By now you are most likely finishing up the last of the Thanksgiving leftovers. If you, however, still have remnants of the feast hanging around your refrigerator, you may want to think twice about eating them. Food safety is a serious subject, and it is being taken more seriously by consumers than ever before.

A recent Harris poll indicated just how serious consumers are taking the food safety issue. Fifty-two percent of adults are extremely or very concerned about the safety of the food they buy in grocery stores. This sudden rise of food safety jitters comes as a result of the E. coli scares of the past few months. According to the poll, 91 percent of those responding said they were at least somewhat familiar with the E. coli outbreak in spinach. Eighty-three percent could identify that the outbreak involved prepackaged spinach.
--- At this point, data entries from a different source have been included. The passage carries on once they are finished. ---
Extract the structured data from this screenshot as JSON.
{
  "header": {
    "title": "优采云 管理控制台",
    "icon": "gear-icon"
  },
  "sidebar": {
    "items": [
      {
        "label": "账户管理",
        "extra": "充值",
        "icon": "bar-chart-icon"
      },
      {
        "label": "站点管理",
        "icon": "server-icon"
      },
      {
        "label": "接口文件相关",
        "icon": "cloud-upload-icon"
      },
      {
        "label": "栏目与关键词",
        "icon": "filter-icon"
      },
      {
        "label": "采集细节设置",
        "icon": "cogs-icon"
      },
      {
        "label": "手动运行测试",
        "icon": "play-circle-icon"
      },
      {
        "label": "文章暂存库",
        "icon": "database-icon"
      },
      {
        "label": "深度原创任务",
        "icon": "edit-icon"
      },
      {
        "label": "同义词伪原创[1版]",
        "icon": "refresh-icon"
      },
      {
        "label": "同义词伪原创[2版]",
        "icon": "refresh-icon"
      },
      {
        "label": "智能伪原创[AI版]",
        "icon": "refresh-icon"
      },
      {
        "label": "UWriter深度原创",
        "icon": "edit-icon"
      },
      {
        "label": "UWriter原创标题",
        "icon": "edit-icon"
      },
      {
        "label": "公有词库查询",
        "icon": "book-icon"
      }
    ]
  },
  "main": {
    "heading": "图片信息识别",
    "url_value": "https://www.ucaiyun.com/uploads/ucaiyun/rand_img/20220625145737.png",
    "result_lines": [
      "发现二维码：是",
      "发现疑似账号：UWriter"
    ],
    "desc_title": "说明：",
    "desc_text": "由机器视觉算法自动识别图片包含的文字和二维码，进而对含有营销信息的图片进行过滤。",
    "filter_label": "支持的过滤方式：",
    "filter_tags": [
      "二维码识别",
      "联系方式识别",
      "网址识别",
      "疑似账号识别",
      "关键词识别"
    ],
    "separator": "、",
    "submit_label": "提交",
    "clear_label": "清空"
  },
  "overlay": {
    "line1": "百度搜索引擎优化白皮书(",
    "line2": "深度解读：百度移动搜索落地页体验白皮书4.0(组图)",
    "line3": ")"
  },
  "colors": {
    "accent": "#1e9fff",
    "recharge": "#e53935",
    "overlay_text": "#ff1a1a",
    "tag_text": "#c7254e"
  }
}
Of those who could identify the spinach outbreak, 42 percent said they had stopped eating spinach. Of that group, 41 percent indicated they had also boycotted lettuce, believing it was better to be safe than sorry. Analysis at Harris said their research indicated a heightened interest by consumers in organically grown fresh vegetables believing they were safer. The Harris poll revealed that food safety has overtaken healthiness as the new top concern of consumers.

So what does this mean for the food and fiber industry? First of all, it means that producers had better insist that those who process, transport and market our products have systems in place to protect the consumer. Secondly, we in the agriculture industry have to stop squabbling over animal ID, Country of Origin Labeling (COOL), and inspection and testing standards.
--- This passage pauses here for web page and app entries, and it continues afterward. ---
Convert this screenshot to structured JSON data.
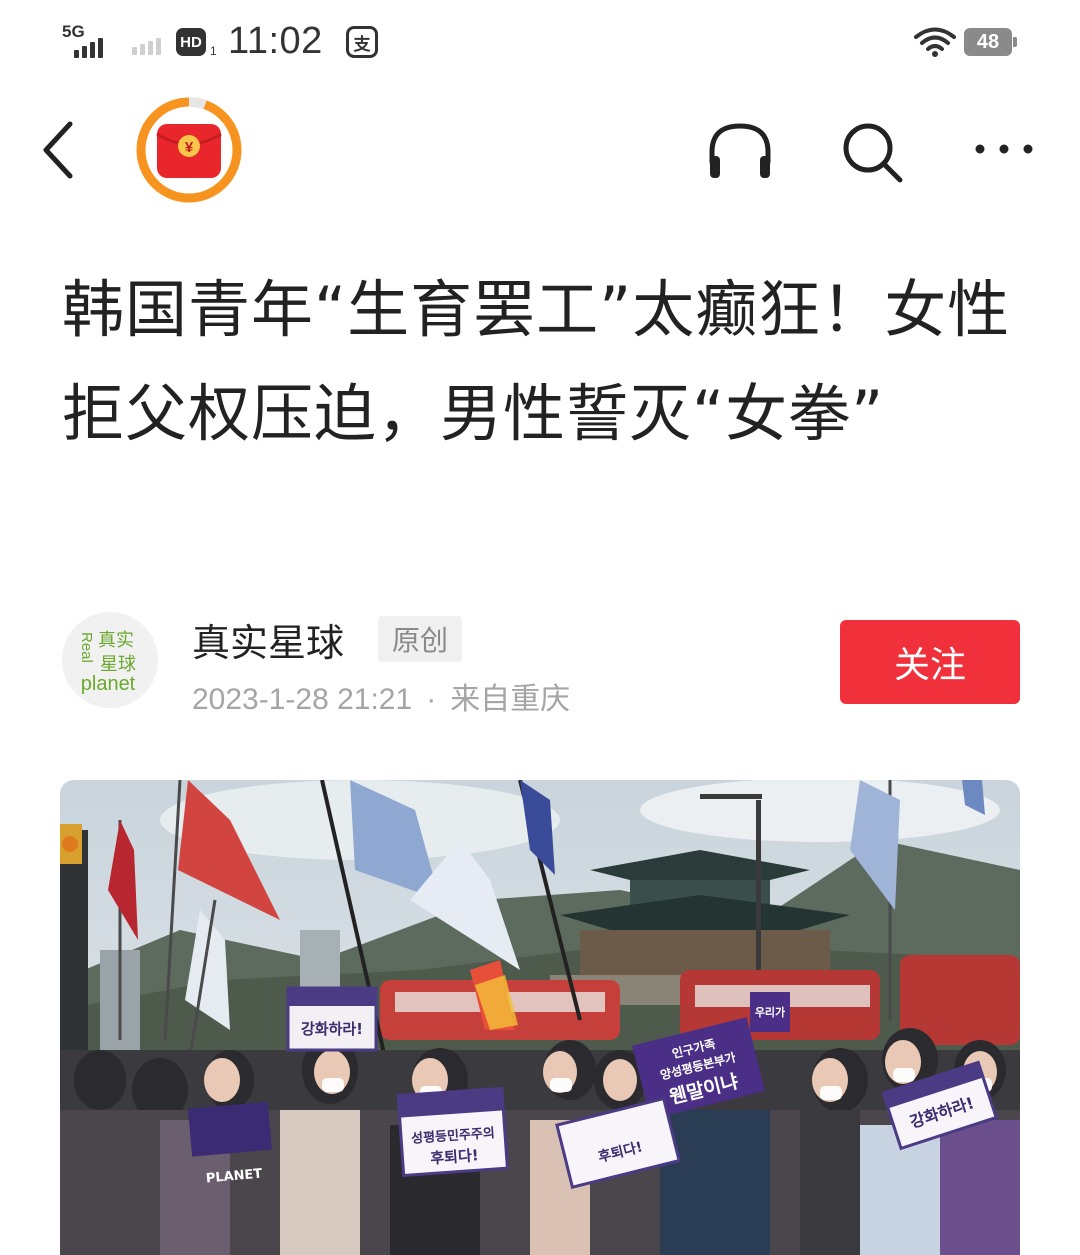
{
  "status_bar": {
    "network": "5G",
    "hd_label": "HD",
    "hd_sub": "1",
    "time": "11:02",
    "app_glyph": "支",
    "battery": "48"
  },
  "nav": {
    "back_icon": "chevron-left-icon",
    "badge_icon": "red-packet-icon",
    "badge_symbol": "¥",
    "listen_icon": "headphone-icon",
    "search_icon": "search-icon",
    "more_icon": "more-dots-icon"
  },
  "article": {
    "title": "韩国青年“生育罢工”太癫狂！女性拒父权压迫，男性誓灭“女拳”"
  },
  "author": {
    "name": "真实星球",
    "original_label": "原创",
    "date": "2023-1-28 21:21",
    "separator": "·",
    "location": "来自重庆",
    "follow_label": "关注",
    "avatar_text_cn1": "真实",
    "avatar_text_cn2": "星球",
    "avatar_text_en1": "Real",
    "avatar_text_en2": "planet"
  },
  "photo": {
    "signs": [
      "강화하라!",
      "성평등민주주의",
      "후퇴다!",
      "인구가족",
      "양성평등본부가",
      "웬말이냐",
      "강화하라!",
      "PLANET",
      "우리가",
      "후퇴다!"
    ]
  },
  "colors": {
    "follow_red": "#f0303a",
    "badge_orange": "#f79420",
    "badge_red": "#e8262b"
  }
}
In the past I have written against mandatory COOL, but I have not been against the concept just the particular plan that would have cost producers millions of dollars. With a Democratic majority in Congress, COOL will soon be a reality. I just hope it is a program that will truly serve the interests of the consumers and the producers.
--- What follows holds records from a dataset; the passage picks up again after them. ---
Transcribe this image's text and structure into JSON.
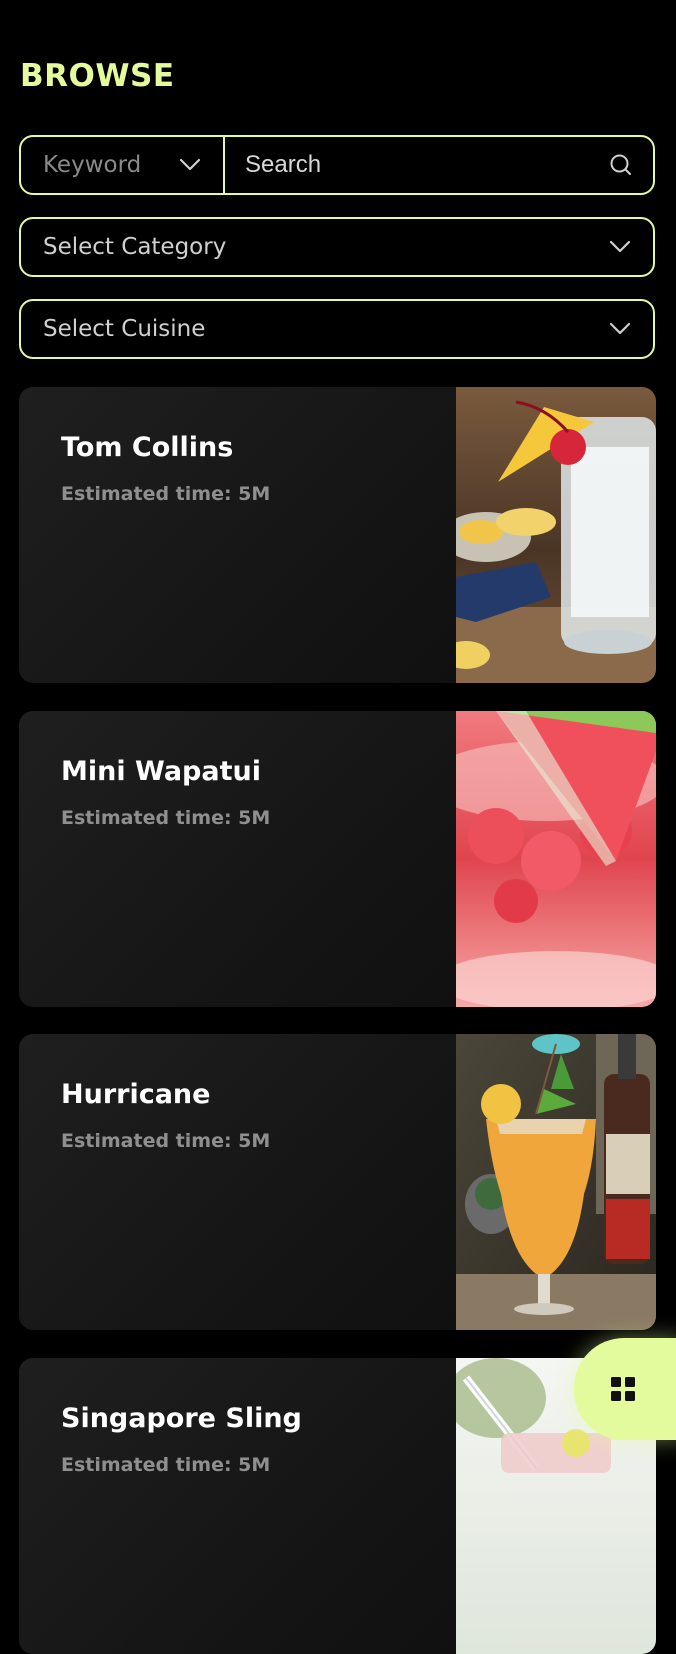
{
  "header": {
    "title": "BROWSE"
  },
  "filters": {
    "keyword_select": "Keyword",
    "search_placeholder": "Search",
    "category_select": "Select Category",
    "cuisine_select": "Select Cuisine"
  },
  "recipes": [
    {
      "name": "Tom Collins",
      "time": "Estimated time: 5M",
      "image": "tom-collins-cocktail-photo"
    },
    {
      "name": "Mini Wapatui",
      "time": "Estimated time: 5M",
      "image": "watermelon-punch-photo"
    },
    {
      "name": "Hurricane",
      "time": "Estimated time: 5M",
      "image": "hurricane-cocktail-photo"
    },
    {
      "name": "Singapore Sling",
      "time": "Estimated time: 5M",
      "image": "singapore-sling-photo"
    }
  ],
  "fab": {
    "icon": "grid-icon"
  },
  "colors": {
    "accent": "#e3fb9c",
    "background": "#000000",
    "card": "#1a1a1a",
    "muted_text": "#8f8f8f"
  }
}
Likewise, the National Animal ID system is crawling toward implementation with a lot of kicking and screaming by western cattle producers. While the issues of confidentiality and data management need to be addressed, we also need to get this system online and working. Think what would happen if we had a national food safety issue involving beef or pork. Could the industry survive if, overnight, 40 percent of American consumers stopped buying beef or pork?

Food safety is not a PR issue; it is an economic issue. Consumer confidence is what keeps people buying what we in agriculture produce. We must take steps to protect our products and their reputations. It is a responsibility shared by producers, processors, and retailers. As the Harris study shows us, it is an issue that cannot be ignored.

This farm news was published in the Nov. 29, 2006 issue of Farm World, serving Indiana, Ohio, Illinois, Kentucky, Michigan and Tennessee.